Starting fertility treatments can be overwhelming. I know I had many, many, many questions when I started on my journey. At the time they mostly involved needles, pain, and success rates but there are so many other important things to ask your provider, many of which don’t necessarily seem obvious.
With that in mind we turned to Claire O’Neill, a fertility industry expert and creator of FertilitySpace, an online platform that helps people find providers and educate themselves about their options, for her insight on the most important questions to ask your provider when starting fertility treatments.
What is my diagnosis & how does this affect my ability to conceive?
“It’s so important to understand what your diagnosis is and what that means for your family-building goals. If you have a good understanding of what is causing your difficulty to conceive, you’ll feel much more in control and better able to advocate for yourself throughout the process.
Your diagnosis could affect what type of treatment is recommended for you, what sort of medications you’ll take, and even your chance of success with a particular treatment.
However, be aware that your doctor might not be able to identify what the exact issue is, even after comprehensive fertility testing of your and your partner. The most recent IVF data in the US reported that 11% of patients undergoing IVF had unexplained infertility. This doesn’t mean you won’t have success with treatment, it’s just good to know ahead of time that your doctor may not always have a specific answer for why you’ve been having difficulty getting pregnant.”
What are the success rates for this treatment based on my age?
“Fertility is highly dependent on a woman’s age, which is why fertility treatment success rates are always stratified by how old a woman was at the time of treatment.
If your doctor recommends doing intrauterine insemination (IUI), you’ll definitely want to ask what your chances of success are per cycle. Success with IUI is much lower per cycle than IVF however it’s less invasive and more cost-effective. So in many cases, doctors often suggest doing 1-3 rounds of IUI first before considering IVF.
When it comes to IVF, it’s not only important to ask what the general success rates are for your age and diagnosis but also what the success rates are for your age at this particular clinic.
Success rates for IVF do vary from clinic to clinic so it’s important to ask your doctor what their success rates are at their practice so that you can get a realistic idea of what to expect.
The procedures done for IVF can depend a lot on the skill of the doctor and the embryology lab, so IVF success rates can vary from clinic to clinic. Keep in mind that success rates for a particular clinic don’t always give you a realistic idea of success. If you’re working with a small clinic, they might not do enough annual cycles to give you accurate averages, so looking at the national statistics can be a helpful supplement in this case.
If you’re looking to compare your options, you can check IVF success rates for different fertility clinics on their FertilitySpace profiles. We show a chart of each clinic’s success rates compared to the national averages to help give you an idea of what a round of IVF may look like for you.”
Are there any lifestyle changes I can make to help improve my chances of getting pregnant?
“Struggling with infertility can make a lot of women feel a loss of control and it can be beneficial to ask whether there is anything you can do to assist with your fertility goals.
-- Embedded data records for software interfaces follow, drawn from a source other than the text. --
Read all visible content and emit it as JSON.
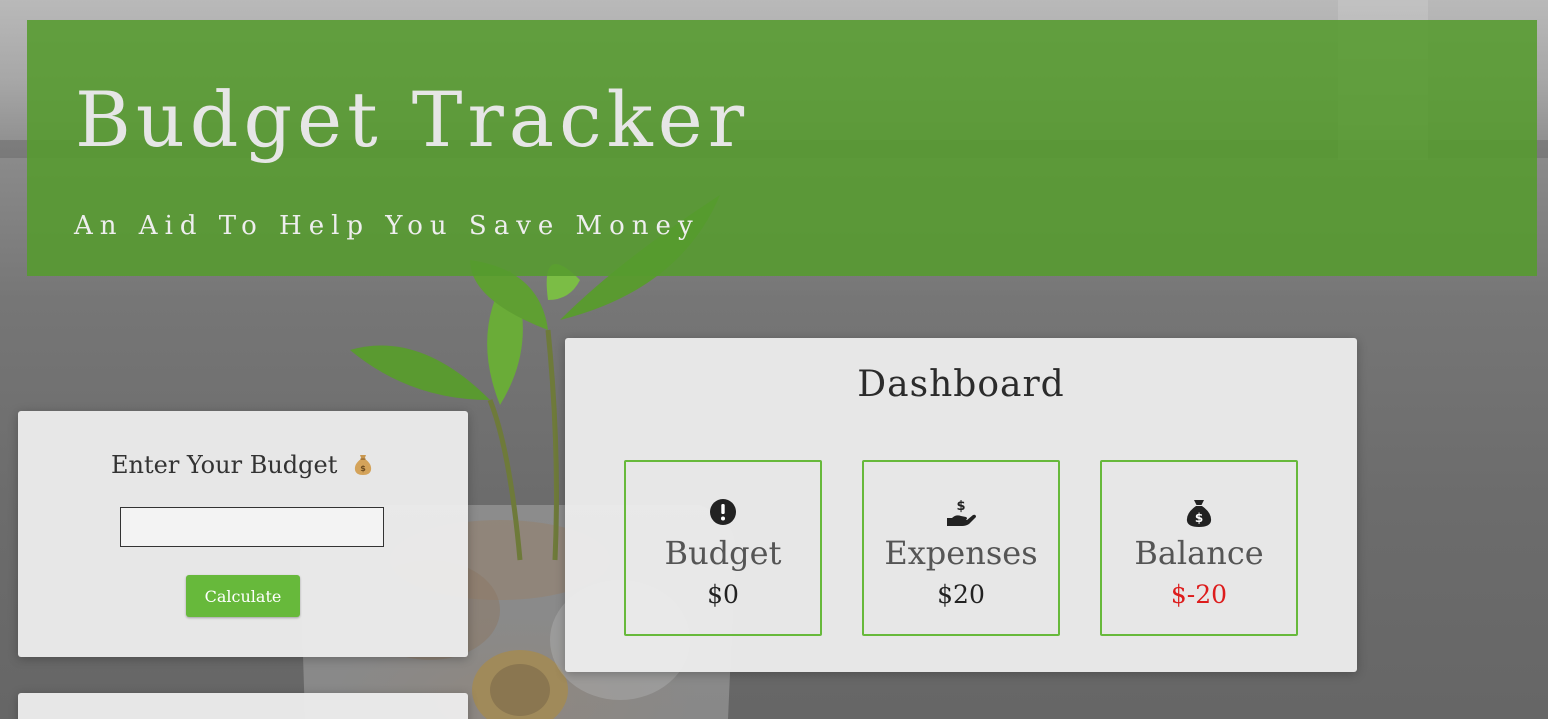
{
  "header": {
    "title": "Budget Tracker",
    "subtitle": "An Aid To Help You Save Money"
  },
  "budget_form": {
    "title": "Enter Your Budget",
    "title_icon": "money-bag-emoji",
    "input_value": "",
    "button_label": "Calculate"
  },
  "dashboard": {
    "title": "Dashboard",
    "stats": [
      {
        "label": "Budget",
        "value": "$0",
        "icon": "exclamation-circle-icon"
      },
      {
        "label": "Expenses",
        "value": "$20",
        "icon": "hand-dollar-icon"
      },
      {
        "label": "Balance",
        "value": "$-20",
        "icon": "money-bag-icon",
        "value_color": "#dd1c1c"
      }
    ]
  },
  "colors": {
    "header_bg": "#559b2d",
    "accent": "#67b93b",
    "negative": "#dd1c1c"
  }
}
These recommendations really can depend on your lifestyle habits and your doctor’s treatment style.
Ask if there is anything you should change in your lifestyle as far as weight-based goals, alcohol intake, diet, and supplements.”
Who is my contact if I have any questions during treatment?
“There is a lot of information to be learned when starting fertility treatments so it is likely that you will have questions throughout the process.
Fertility clinics can be notoriously difficult to get a hold of so it’s important to take note of who is your primary contact, when you can best reach them, and the preferred method for how they can be reached. If you have a designated nurse and the nursing line phone number, that should help a lot.
Some doctors will give you their direct phone number in case you need to reach them but for most patients, the nursing line and the after-hours line will be your go-to for questions.
When you’re getting started at a fertility clinic, you’re usually given some hefty packets of information to get you started. Be sure to read through all documents, mark everything on a calendar or timeline and reach out as soon as you have a question.
Keep a running list of questions to ask at appointments and make sure you get them all answered before you leave. Don’t be shy! Walk around and hit all the different departments you need to speak with such as scheduling, billing, andrology, etc.
Larger clinics can be very fast-paced so you need to be your own advocate to make sure you don’t miss any instructions.”
What is the plan if this treatment is not successful?
“Hopefully you’ll have success with your first treatment cycle but it’s very important to set expectations between you and your doctor. IVF does not guarantee a baby and some women will need to do more than one round of treatment.
If your first cycle is not successful, what would be your doctor’s recommendation for next steps?
How many cycles of treatment A would they recommend before considering treatment B?
Some patients have found it helpful to agree on a maximum number of cycles that they’re willing to do before reevaluating whether they want to continue treatment or try something else.”